As a kid living year 'round in Alaska you adjusted and got used to it. My parents hung black garbage bags over my bedroom windows in the summer and during the winter. The wood stove was pumping out heat and we had the correct winter gear for cold, outdoor play. It was just how it was. As a mom now I have a much greater appreciation for what my mom did for me. The cold and the dark and the distance between towns without an ER close by? As a kid I was so oblivious to my surroundings. I was living to play. My parents were living to survive. I get that now.
GH: It's pretty clear that this book has a lot of nostalgia in this book, and it pretty clear that you're trying to capture the wonder of childhood. There is a lot of laughter there, for sure. The book says that you can "maybe cry a little". What is the sad part? If you don't mind going into detail on it.
The sad part might be different for people. Someone called me and mentioned my dad. They knew and loved him and it was emotional to think of him gone after all of these years. For others, it is bittersweet reading about a childhood that has come and gone. Sometimes tears come with good memories. Tears come with remembering the good times. Tears come when you have such a beautiful or difficult connection you just overflow. When that connection somehow gets plucked, the emotions come out. The "maybe cry a little" is going to be a personal thing. It might not be sad, it might be joy. It all depends on the reader.
GH: You have a family of many kids and husband, so how has "Growing Up Alaska" (the experience and not the book) affected your life with them?
My husband has flipped in, not just jumped in to my publishing. He wanted so badly to see my dream come to pass. In 2006, we sold everything and moved to Houston, Texas for him to pursue his dream of graduate school. I supported him in that dream, walked with him through it and now get the pleasure of watching him do what he loves to do (Genetic Counseling). He knew that now was my time to pursue my dream and he simply has, I guess you could say, returned the favor. I hope for my kids they see that dreams take hard work and a leap of faith, but if you are willing to work, take some risks and do what you are supposed to do, you too can see your dreams come to fulfillment. Everybody has a purpose in life and I strongly believe that if you have something you are supposed to do, it will never leave you alone. I have been writing since the 7th grade. I have wanted to publish for over 20 years. There have been times where I have had to take a break from writing, but I have always, always come back.

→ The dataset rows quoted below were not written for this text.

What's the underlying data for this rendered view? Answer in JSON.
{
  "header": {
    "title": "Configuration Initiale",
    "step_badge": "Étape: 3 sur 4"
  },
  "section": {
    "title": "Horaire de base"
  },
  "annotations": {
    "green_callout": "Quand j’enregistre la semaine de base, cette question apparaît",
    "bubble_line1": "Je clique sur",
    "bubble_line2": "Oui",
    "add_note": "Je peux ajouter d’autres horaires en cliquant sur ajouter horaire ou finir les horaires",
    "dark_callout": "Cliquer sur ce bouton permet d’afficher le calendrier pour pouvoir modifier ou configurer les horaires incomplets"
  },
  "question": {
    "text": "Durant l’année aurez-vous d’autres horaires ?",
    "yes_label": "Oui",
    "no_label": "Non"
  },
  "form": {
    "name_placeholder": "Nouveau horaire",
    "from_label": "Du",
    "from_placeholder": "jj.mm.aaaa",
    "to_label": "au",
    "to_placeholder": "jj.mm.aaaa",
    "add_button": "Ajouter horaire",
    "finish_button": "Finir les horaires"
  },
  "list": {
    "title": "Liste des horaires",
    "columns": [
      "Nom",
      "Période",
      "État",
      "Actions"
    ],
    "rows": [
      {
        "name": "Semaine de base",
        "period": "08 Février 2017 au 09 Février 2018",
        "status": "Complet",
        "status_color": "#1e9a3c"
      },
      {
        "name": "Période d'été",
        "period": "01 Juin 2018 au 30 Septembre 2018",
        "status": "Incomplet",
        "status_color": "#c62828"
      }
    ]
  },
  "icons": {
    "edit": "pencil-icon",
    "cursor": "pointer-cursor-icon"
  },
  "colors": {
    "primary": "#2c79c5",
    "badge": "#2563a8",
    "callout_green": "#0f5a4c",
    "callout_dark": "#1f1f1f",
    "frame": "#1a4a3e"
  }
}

It has never left me alone.
GH: Tell me about your life right now, as you no longer live in Tok.
I am a stay-at-home mom (six kids adopted, five still living at home). It is full of feeding five growing boys and keeping up with their sock piles. I live in the Pacific Northwest so that helps me feel close to Alaska. I have a full life. A satisfying life doing what I should be doing. Sometimes I do more than I should and sometimes I don't do what I should, but overall, I would have to say that living in Spokane, WA and raising our boys is exactly where we are supposed to be. I'm doing what I should be doing. There is great peace in that.

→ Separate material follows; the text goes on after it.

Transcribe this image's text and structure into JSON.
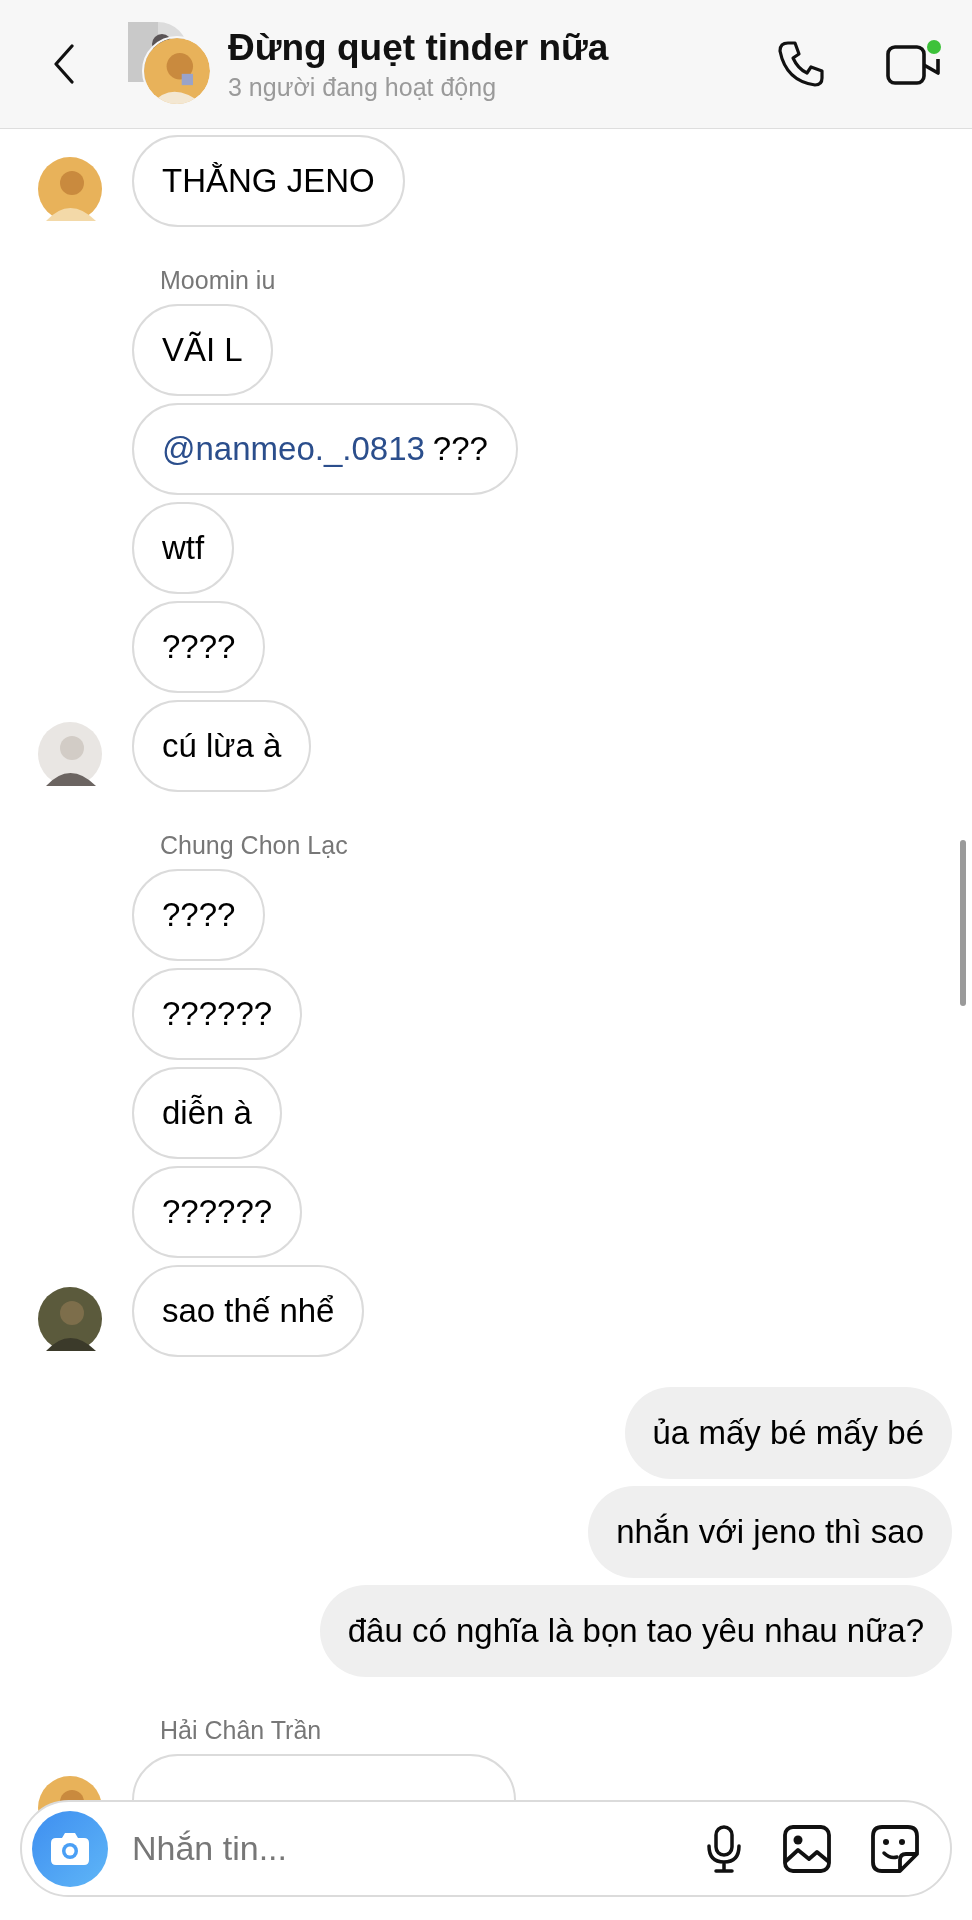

If you are interested in getting a copy of Growing Up Alaska for yourself, it is available on Amazon right now.